Holliday-Whitehouse Model of DNA Recombination

    During Meiosis I,  (a) two homologous chromosomes lines up. Each shows a cis configuration of the A & B loci,  one is AB and other ab , which may be written AB // ab. (b) Single-stranded nicking of the two DNA strands provides an exposed 5' end on each strand that can (c) 'jump' to the other DNA molecule. (d) Ligation of the strands produces a covalently-joined heteroduplex branch region in which the paired bases are formed from opposite chromosomes. (e) As the chromosomes are pulled apart during Meiosis, the heteroduplex branch region moves towards the opposite end of the pairing. [Think of the centromeres as being out of sight to the left, such that the blue molecule is being pulled up and the red molecule is being pulled down] (f) When this is shown with the heteroduplex drawn as an "X", the heteroduplex region is clear, and when the "X" is rotated, (g) the pattern of base-pairing in the heteroduplex is still clearer. (h) Single-stranded nicks in the non-recombinant chromatids from step (b) separate the heteroduplex into two (i) recombinant molecules, which are then ligated.

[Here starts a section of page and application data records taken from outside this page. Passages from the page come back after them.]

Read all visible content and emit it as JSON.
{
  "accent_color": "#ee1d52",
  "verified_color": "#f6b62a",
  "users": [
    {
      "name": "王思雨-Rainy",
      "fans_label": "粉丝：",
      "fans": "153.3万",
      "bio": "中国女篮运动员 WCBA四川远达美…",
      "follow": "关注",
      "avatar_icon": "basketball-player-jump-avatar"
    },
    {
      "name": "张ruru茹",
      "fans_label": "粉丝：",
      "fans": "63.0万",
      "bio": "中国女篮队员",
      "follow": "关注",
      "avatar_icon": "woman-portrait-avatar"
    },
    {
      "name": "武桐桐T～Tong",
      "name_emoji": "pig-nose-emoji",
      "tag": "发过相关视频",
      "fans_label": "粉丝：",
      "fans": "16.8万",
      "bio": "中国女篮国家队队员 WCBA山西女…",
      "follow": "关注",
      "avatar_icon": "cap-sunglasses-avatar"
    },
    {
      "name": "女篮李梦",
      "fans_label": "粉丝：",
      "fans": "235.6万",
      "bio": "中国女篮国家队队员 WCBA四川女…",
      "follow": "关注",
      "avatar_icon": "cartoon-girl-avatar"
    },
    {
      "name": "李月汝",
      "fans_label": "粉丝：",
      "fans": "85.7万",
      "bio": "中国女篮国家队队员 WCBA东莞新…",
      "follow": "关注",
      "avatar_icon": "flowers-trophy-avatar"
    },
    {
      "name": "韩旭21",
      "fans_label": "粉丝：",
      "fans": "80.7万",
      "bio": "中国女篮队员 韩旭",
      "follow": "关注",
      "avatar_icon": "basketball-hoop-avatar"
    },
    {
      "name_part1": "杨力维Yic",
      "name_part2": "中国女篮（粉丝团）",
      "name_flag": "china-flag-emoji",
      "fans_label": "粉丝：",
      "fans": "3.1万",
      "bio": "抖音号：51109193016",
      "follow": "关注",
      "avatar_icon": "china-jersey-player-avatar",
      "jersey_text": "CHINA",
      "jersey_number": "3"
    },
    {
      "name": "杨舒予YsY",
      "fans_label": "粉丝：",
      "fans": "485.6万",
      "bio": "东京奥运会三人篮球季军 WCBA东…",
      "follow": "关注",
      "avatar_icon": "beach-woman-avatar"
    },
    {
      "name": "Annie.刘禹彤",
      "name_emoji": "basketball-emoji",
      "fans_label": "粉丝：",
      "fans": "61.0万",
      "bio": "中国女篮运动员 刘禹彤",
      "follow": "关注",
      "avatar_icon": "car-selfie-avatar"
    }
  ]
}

    The genetic effect of the molecular mechanism is to reverse the linkage relationships (phases) of the alleles at loci on either side of the recombination event, so that the original cis configuration AB // ab has been changed to a trans configuration Ab // aB.
If the markers were originally in trans, they would be changed to cis.

All text material ©2016 by Steven M. Carr